Sunday, April 6, 2008

Uneducated effects

X4mr had a post a week ago about the increasing degree of anti-intellectualism in this country, one of the indicators of which is the high school drop-out rate, which is around 25% nation-wide, but up to 50% in the worst urban areas.

So what happens to those drop-outs?

Not surprisingly, a disproportionate number of them are poor, minority and male. In 2001, only 50% of black males, 51% of American Indians and 53% of Latinos graduated within four years. Those numbers do rise as a few more trickle through the system in more than four years.

It becomes a vicious cycle, though. The poor drop out, and the drop outs remain stuck in poverty. Fifty, even 30 years ago it was possible, even without a high-school diploma, to find a job on a factory line somewhere which paid well. A lot has happened since then, however, and many of those jobs have vanished, either to technology, or outsourcing. Today, those jobs don't exist, or if they do they are being held onto with a death grip by the current job occupant, who is desperately hoping the job won't go away as so many others have before he (or she) retires.

Those who do find jobs are generally in the most tenuous of positions. Their jobs are likely to be among the least necessary, and thus first cut, when economic trends angle down rather than up. Just this week it was reported our economic recession saw 80,000 jobs lost in March, and nearly 250,000 since the turn of the year. Those axes, so far, have fallen almost entirely on the uneducated - while the unemployment rate for those with a Bachelor's degree or higher remained flat at about 2.1%, for those without a high school diploma it's reached 8.2%, up from 7.3% in February.

Our military has a target of 90% of first-time enlistees having a high-school diploma. In 2007, for the third straight year, the percentage of recruits who had graduated with a regular high-school diploma declined. Hey, the one's who graduate, at least, aren't stupid - they know there's a war on. Military enlistment figures again failed to meet their goals in terms of raw numbers, which is likely to mean lower standards for recruitment, and maybe the only place where job opportunities for high-school dropouts are rising.
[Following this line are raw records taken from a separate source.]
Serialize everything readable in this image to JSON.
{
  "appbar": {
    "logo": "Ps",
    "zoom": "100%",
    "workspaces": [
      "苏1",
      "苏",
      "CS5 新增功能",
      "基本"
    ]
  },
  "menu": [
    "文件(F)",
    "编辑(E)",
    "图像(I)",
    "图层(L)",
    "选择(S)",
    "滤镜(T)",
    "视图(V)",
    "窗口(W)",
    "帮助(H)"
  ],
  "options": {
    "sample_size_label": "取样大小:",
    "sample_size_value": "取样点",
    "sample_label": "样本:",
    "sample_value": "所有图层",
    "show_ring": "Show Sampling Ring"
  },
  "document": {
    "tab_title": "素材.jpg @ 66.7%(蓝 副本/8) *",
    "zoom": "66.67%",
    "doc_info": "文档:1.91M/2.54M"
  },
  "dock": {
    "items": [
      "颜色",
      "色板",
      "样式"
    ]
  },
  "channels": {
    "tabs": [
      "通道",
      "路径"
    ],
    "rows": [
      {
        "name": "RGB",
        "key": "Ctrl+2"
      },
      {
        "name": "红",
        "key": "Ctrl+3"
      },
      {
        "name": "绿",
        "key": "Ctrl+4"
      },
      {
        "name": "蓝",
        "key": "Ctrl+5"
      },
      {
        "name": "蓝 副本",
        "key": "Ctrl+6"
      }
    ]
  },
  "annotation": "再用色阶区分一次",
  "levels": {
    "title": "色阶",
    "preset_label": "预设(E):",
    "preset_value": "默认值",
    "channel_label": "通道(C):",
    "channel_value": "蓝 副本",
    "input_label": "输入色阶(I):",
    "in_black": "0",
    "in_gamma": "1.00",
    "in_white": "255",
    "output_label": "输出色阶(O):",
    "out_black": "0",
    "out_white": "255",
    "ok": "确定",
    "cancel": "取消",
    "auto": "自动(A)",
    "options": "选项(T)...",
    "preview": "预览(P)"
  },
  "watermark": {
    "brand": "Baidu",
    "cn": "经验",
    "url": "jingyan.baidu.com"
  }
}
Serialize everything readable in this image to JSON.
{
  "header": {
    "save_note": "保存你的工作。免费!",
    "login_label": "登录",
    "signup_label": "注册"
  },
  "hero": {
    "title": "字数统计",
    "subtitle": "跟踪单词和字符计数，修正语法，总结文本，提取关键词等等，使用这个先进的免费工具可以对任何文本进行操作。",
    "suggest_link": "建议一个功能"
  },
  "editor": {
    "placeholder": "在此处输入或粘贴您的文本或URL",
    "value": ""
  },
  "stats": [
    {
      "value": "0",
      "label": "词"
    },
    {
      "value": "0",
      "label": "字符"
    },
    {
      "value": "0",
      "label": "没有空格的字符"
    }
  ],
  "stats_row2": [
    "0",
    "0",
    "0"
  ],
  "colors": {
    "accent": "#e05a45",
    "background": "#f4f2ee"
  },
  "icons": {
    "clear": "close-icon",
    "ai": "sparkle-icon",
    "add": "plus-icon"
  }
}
Why not send them over to Iraq? It doesn't take a diploma to eat a bullet (or a mortar round, grenade fragment, IED) for the cause.

Without much in the way of job prospects, other means must be found ... 59% of federal inmates and a stunning 75% of state inmates are high school dropouts. I know it's often said half-jokingly, but there is an element of truth - at least in prison they know where their next meal is coming from, they have clothes to wear, shelter. Of course, there are some drawbacks to this as well, such as curfew, lack of freedom, a few other things ...

It would be nice if there were, say, some opportunity available for customized job training to help these individuals learn skills their employers need. For those with a lot of time to read a fascinating account of how this pans out in Tucson, at least, I point you to Something Else.